Peru offers many different sites to visit and activities to partake in. However, the very first thing you must do when traveling to the South American nation is visit the ancient Incan ruins of Machu Picchu. If touring one of the Seven Wonders of the World is on your bucket list, then you can cross that off after visiting this ancient city built in the high mountains of the Andes. If you are going to make the trek to Machu Picchu, it is recommended to get there early and bring plenty of bottled water with you (or bring a water purification kit to ensure safe water). Being physically fit is a must for this portion of a Peruvian trip.
If you are looking to be philanthropic for a day or even the entire trip, there are plenty of opportunities. Peru is a major destination for those looking to participate in mission and volunteer trips. Project CURE provides much needed medical supplies to communities that need them in the developing world, and the organization offers plenty of opportunities to volunteer in Peru. To date, the organization has sent 14 cargo containers to Peru, and it is a great resource for a philanthropic journey.

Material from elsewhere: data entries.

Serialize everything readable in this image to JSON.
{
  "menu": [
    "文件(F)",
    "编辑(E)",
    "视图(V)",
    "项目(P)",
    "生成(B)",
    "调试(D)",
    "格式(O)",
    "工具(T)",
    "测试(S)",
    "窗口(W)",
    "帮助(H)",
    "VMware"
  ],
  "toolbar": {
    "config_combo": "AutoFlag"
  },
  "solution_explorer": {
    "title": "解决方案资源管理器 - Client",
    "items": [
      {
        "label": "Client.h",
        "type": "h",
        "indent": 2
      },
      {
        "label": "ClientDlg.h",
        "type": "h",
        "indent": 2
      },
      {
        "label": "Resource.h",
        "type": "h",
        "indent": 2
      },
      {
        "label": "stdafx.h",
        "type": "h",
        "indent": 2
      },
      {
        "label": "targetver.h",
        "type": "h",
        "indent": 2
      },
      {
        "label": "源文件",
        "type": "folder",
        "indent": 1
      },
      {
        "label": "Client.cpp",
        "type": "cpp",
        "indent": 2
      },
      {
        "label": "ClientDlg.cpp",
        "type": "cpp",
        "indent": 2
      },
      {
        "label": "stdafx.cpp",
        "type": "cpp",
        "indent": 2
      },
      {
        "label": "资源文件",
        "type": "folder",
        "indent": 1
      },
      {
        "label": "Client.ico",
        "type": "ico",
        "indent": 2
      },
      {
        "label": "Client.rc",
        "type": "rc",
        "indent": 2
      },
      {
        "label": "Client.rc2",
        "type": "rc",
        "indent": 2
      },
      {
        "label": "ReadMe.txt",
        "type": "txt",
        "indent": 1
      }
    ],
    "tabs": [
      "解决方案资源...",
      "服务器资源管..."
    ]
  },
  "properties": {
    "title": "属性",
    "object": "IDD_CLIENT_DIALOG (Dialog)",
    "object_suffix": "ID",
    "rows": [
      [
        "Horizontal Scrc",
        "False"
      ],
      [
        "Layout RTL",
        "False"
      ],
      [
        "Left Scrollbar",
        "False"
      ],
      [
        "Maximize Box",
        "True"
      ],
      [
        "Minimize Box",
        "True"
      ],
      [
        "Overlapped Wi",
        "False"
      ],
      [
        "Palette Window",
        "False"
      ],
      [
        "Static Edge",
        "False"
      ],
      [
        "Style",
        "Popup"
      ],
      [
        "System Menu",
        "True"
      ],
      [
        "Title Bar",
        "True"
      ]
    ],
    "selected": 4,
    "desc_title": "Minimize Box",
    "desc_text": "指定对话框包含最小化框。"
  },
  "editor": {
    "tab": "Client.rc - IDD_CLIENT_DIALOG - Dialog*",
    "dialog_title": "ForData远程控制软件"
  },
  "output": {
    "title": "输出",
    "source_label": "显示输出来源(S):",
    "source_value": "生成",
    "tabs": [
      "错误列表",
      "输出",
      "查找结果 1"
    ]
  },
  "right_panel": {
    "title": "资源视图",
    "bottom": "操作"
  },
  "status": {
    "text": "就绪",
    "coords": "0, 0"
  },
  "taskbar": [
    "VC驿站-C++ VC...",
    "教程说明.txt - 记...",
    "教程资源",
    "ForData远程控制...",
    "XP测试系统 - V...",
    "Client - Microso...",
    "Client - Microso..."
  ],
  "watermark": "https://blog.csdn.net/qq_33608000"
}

For the adventurous type, consider a trip to the Peruvian Amazon Basin. While there, you can stay at an eco-lodge located right on the Apurimac River, visit the Sandoval Lake, or visit the Tambopata National Reserve. The Tambopata National Reserve has some of the richest wildlife conservation areas in the world! If traveling to this area, however, the Centers for Disease Control typically recommends that travelers receive a yellow fever vaccination to protect against the mosquito borne disease.
Depending on where in the country your journey may take you, antimalarial medication may also be recommended. This is especially true if you are traveling to Iquitos or Puerto Maldonado on the border with Brazil. Both jungle locations provide amazing opportunities to see wildlife and native culture, but yellow fever vaccination and antimalarial medications are both highly recommended for travel here.
If humidity is not your cup of tea, you might consider going to the southeastern department of Puno to experience the native culture and wonderful sights in the region. One must-visit location is Sillustani where the ancient Aymara people constructed chullpas (large towers) to house the most elite in their culture. Other exploring options include visiting the Uros Islands, which are man-made floating villages that have existed on Lake Titicaca for hundreds of years.
While this more arid region poses less threat for infectious disease, its extremely high altitude, with most locations sitting at over 12,000 ft. elevation, can be problematic. Because of this high elevation, the CDC recommends that travelers take proper precautions including: ascending gradually, if possible; taking medications that will help with acclimation; avoiding alcohol for the first 48 hours, participating in only mild exercise for the first 48 hours and, if possible, staying at a high-altitude location (>9,000 ft) for at least two nights within 30 days of leaving on your trip.
Of course, trying Peruvian food is a must! Each region has its own particular delicacy ranging from cuy (guinea pig) in the high sierra, to rocoto relleno (stuffed pepper) in the southern region, and ceviche (fish soaked in lime juices and chilis) throughout the coastal parts of the country. When partaking of these foods, it is important to take proper precautions including to be sure that the restaurant you are eating at is reputable, and avoid eating street food. Hepatitis A and typhoid vaccinations are recommended for travel to Peru, especially if you plan on making food a key part of your trip.
Before traveling to Peru, schedule a visit with a Passport Health Travel Specialist to discuss any health concerns you may have or vaccinations you need to have updated.If you plan on doing a lot of exploring, especially of the Inca Trail or ancient ruins, creating a first aid kit before you leave can be invaluable. The kit should include: bandages, ibuprofen, aspirin, antidiarrheal drugs, antibiotics, adhesive tape, sunscreen, insect repellent, and re-hydration materials.
While in the country, do not drink the tap water, and avoid ice that may have been made from unfiltered water. Bottled water, soda and other drinks made from pre-treated water are your best options.
For more information on the vaccines and other medications you might need for your Peruvian excursion, contact a Passport Health Travel Specialist.